Acid-Base Balance Notes
Acid-Base Balance Notes 3650
Popular in Exercise Physiology
Popular in PHIL-Philosophy
This 4 page Class Notes was uploaded by Apollo12 on Tuesday February 2, 2016. The Class Notes belongs to 3650 at University of Georgia taught by Brandenberger in Fall 2016. Since its upload, it has received 19 views. For similar materials see Exercise Physiology in PHIL-Philosophy at University of Georgia.
Reviews for Acid-Base Balance Notes
Report this Material
What is Karma?
Karma is the currency of StudySoup.
You can buy or earn more Karma at anytime and redeem it for class notes, study guides, flashcards, and more!
Date Created: 02/02/16

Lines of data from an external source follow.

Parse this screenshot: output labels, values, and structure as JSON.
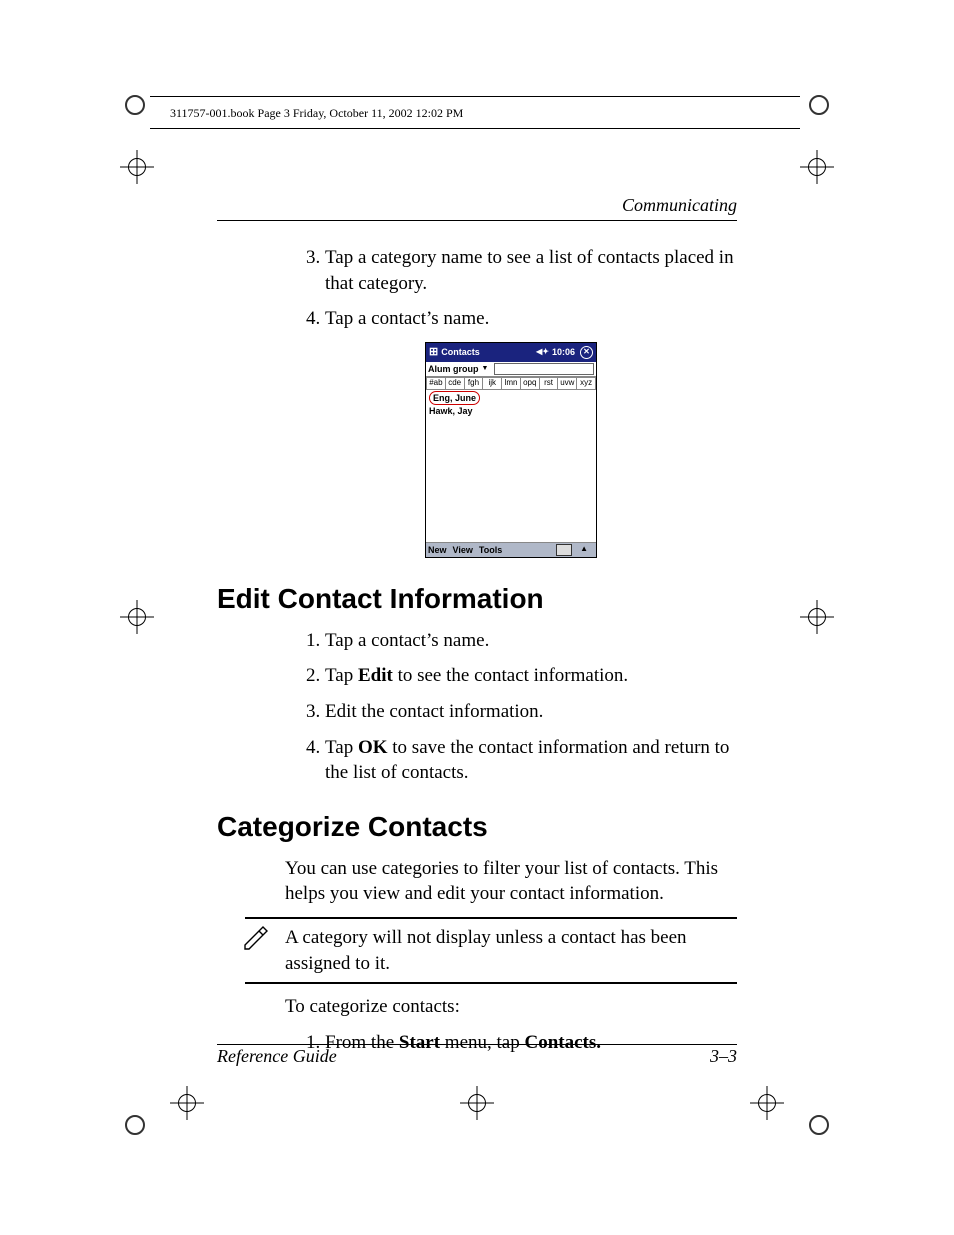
{
  "bookline": "311757-001.book  Page 3  Friday, October 11, 2002  12:02 PM",
  "runhead": "Communicating",
  "steps_top": [
    {
      "n": 3,
      "text": "Tap a category name to see a list of contacts placed in that category."
    },
    {
      "n": 4,
      "text": "Tap a contact’s name."
    }
  ],
  "screenshot": {
    "title": "Contacts",
    "time": "10:06",
    "group": "Alum group",
    "tabs": [
      "#ab",
      "cde",
      "fgh",
      "ijk",
      "lmn",
      "opq",
      "rst",
      "uvw",
      "xyz"
    ],
    "rows": [
      "Eng, June",
      "Hawk, Jay"
    ],
    "menu": [
      "New",
      "View",
      "Tools"
    ]
  },
  "section1": {
    "heading": "Edit Contact Information",
    "steps": [
      "Tap a contact’s name.",
      "Tap <b>Edit</b> to see the contact information.",
      "Edit the contact information.",
      "Tap <b>OK</b> to save the contact information and return to the list of contacts."
    ]
  },
  "section2": {
    "heading": "Categorize Contacts",
    "intro": "You can use categories to filter your list of contacts. This helps you view and edit your contact information.",
    "note": "A category will not display unless a contact has been assigned to it.",
    "lead": "To categorize contacts:",
    "steps": [
      "From the <b>Start</b> menu, tap <b>Contacts.</b>"
    ]
  },
  "footer": {
    "left": "Reference Guide",
    "right": "3–3"
  }
}
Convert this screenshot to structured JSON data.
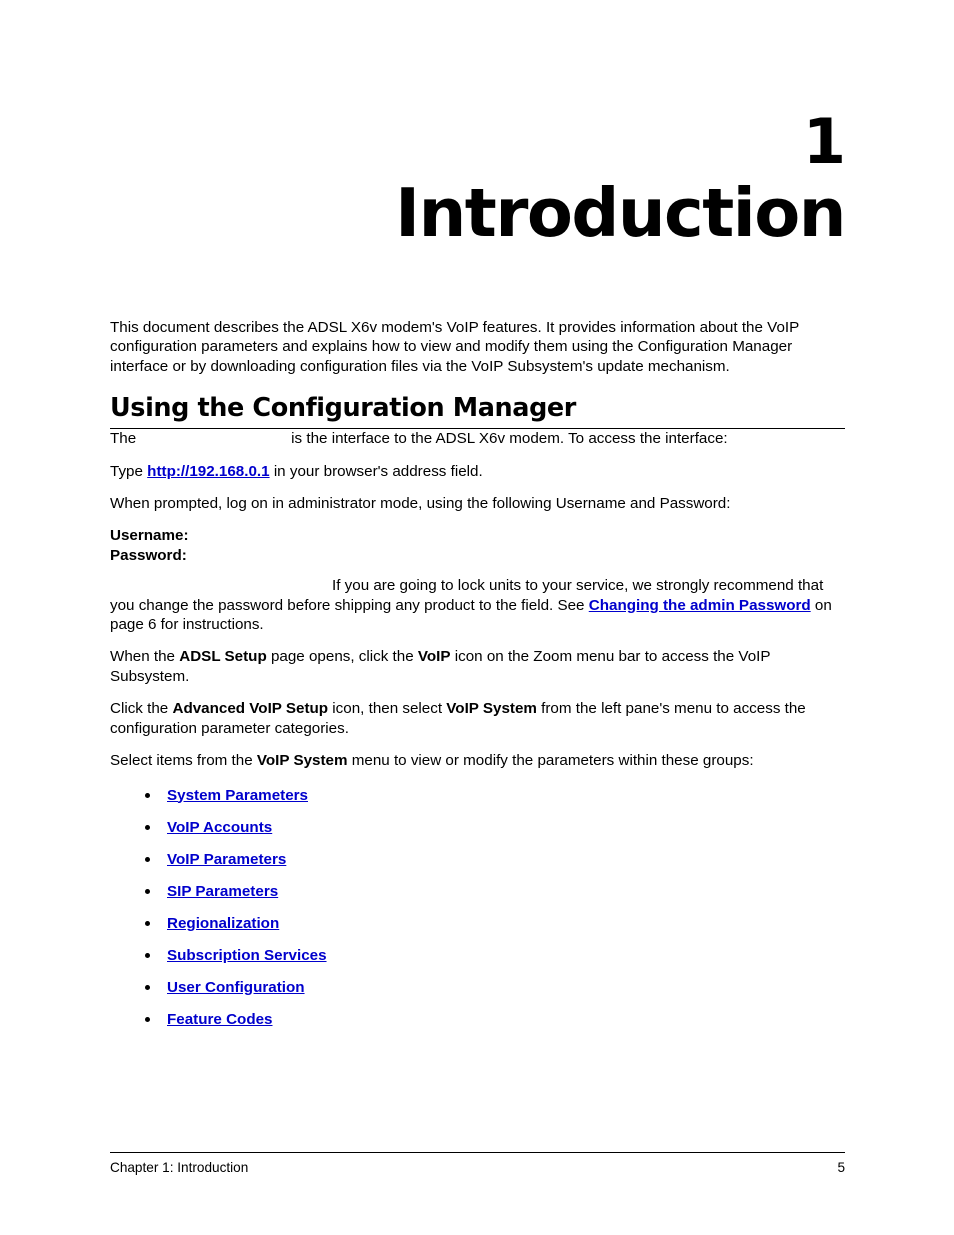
{
  "chapter": {
    "number": "1",
    "title": "Introduction"
  },
  "intro_paragraph": "This document describes the ADSL X6v modem's VoIP features. It provides information about the VoIP configuration parameters and explains how to view and modify them using the Configuration Manager interface or by downloading configuration files via the VoIP Subsystem's update mechanism.",
  "section": {
    "heading": "Using the Configuration Manager",
    "lead": {
      "prefix": "The",
      "suffix": "is the interface to the ADSL X6v modem. To access the interface:"
    },
    "step_type": {
      "prefix": "Type",
      "link": "http://192.168.0.1",
      "suffix": "in your browser's address field."
    },
    "step_prompt": "When prompted, log on in administrator mode, using the following Username and Password:",
    "credentials": {
      "username_label": "Username:",
      "username_value": "",
      "password_label": "Password:",
      "password_value": ""
    },
    "note": {
      "text_1": "If you are going to lock units to your service, we strongly recommend that you change the password before shipping any product to the field. See",
      "link": "Changing the admin Password",
      "text_2": "on page 6 for instructions."
    },
    "step_adsl": {
      "part_1": "When the",
      "bold_1": "ADSL Setup",
      "part_2": "page opens, click the",
      "bold_2": "VoIP",
      "part_3": "icon on the Zoom menu bar to access the VoIP Subsystem."
    },
    "step_advanced": {
      "part_1": "Click the",
      "bold_1": "Advanced VoIP Setup",
      "part_2": "icon, then select",
      "bold_2": "VoIP System",
      "part_3": "from the left pane's menu to access the configuration parameter categories."
    },
    "step_select": {
      "part_1": "Select items from the",
      "bold_1": "VoIP System",
      "part_2": "menu to view or modify the parameters within these groups:"
    }
  },
  "link_list": [
    {
      "label": "System Parameters"
    },
    {
      "label": "VoIP Accounts"
    },
    {
      "label": "VoIP Parameters"
    },
    {
      "label": "SIP Parameters"
    },
    {
      "label": "Regionalization"
    },
    {
      "label": "Subscription Services"
    },
    {
      "label": "User Configuration"
    },
    {
      "label": "Feature Codes"
    }
  ],
  "footer": {
    "left": "Chapter 1: Introduction",
    "page_number": "5"
  },
  "colors": {
    "link": "#0000CC",
    "text": "#000000",
    "background": "#FFFFFF"
  }
}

AcidBase Balance Acid H donor ex HCl H Cl 0 Base H acceptor ex HCO3 H H2CO3 Concept of pH 0 pH log H Scale from 0 acid to 14 alkaline 7 is neutral 0 Physiological pH limits 0 Alkalosis to 80 overstimulation of CNS convulsions tetany o Acidosis to 68 depression of CNS coma o Resting pH Arterial 74 0 Respiratory acidosis hyperventilation airway obstruction pneumonia COPD Respiratory alkalosis hyperventilation altitude exposure 0 Metabolic acidosis high intensity exercise uncontrolled diabetes ketones Metabolic alkalosis diuretics excessive vomiting 0 Effect of Exercise on pH 0 ATP hydrolysis small release of H o Creatine Phosphate breakdown small uptake of H o Oxidative Phosphorylation C02 H20 H2CO3 H o Anaerobic Glycolysis Lactate production metabolic acidosis Effect of High Intensity Exercise on pH 0 Muscle Lactate can increase to 35 mmolL pH can decrease to 64 68 0 Blood Lactate can increase to 2025 mmolL pH can decrease to 68 o Gradient from muscle to blood Lactate transported across sarcolemma to blood 0 Consequences of Metabolic Acidosis 0 Increase muscle lactate concentration 0 Decrease muscle pH Decrease key enzyme activity Myosin ATPase CK PFK etc Decrease Ca Troponin binding cross bridge formation 0 Decrease muscle force production fatigue 0 Effect of Decreased pH on Actomyosin Complex 0 Increase muscle lactate concentration 0 Decrease muscle pH Myosin ATPase CK PFK etc Decrease Ca Troponin binding cross bridge formation 0 Decrease muscle force production fatigue AcidBase Balance Buffering 0 First line of defense against pH shift during exercise Cellular buffer system second line is Blood buffer system 0 Buffer 2 or more chemicals compounds that prevent large changes in pH 0 Cellular Buffer Systems Cell proteins phosphate buffers bicarbonate buffers 0 Blood buffer systems Blood plasma proteins hemoglobin bicarbonate buffers o Bicarbonate is not a very powerful buffer but it is very important because the body can easily regulate the C02 and HCO3 AcidBase Pathophysiology Manipulation for Exercise Performance 0 lnterval training adaptation of buffering system shift quotLactate Thresholdquot 0 Bicarbonate ingestion or quotSoda Loadingquot Rationale for Bicarbonate Loading 0 High intensity exercise requires use of anaerobic glycolysis 0 Use of anaerobic glycolysis coincides with reduced pH in muscle quotMetabolic Acidosisquot 0 Metabolic acidosis reduces activity of key enzymes interferes with actomyosin crossbridge formation and is associated with muscle fatigue 0 Can enhancement of the bicarbonate buffering system prevent or reduce the decline in pH associated with muscle fatigue Mechanism for lnduced Alkalosis 0 Blood bicarbonate lactate and pH higher with Alkalosis 0 Increased extracellular buffering with ingested bicarbonate o Facilitates ef ux of H from muscle 0 Delays reduction of pH to critical level and therefore delays onset of fatigue 0 Effective Bicarbonate Dose 0 The dosage of NaHCO3 in uence results 0 Effective dose 200300 mgkg or 812 Alka Seltzers Potential Bicarbonate adverse effects 0 GI discomfort Diarrhea Cramps and Bloating 0 Many subjects experienced minor acute gastrointestinal distress Ethical Considerations 0 WADAUSADA does not ban the use of NaHCO3 o Urine tests highly alkaline urine test may mask other substances banned by the IOC 0 Use by recreational athletes No too dangerous
Are you sure you want to buy this material for
You're already Subscribed!
Looks like you've already subscribed to StudySoup, you won't need to purchase another subscription to get this material. To access this material simply click 'View Full Document'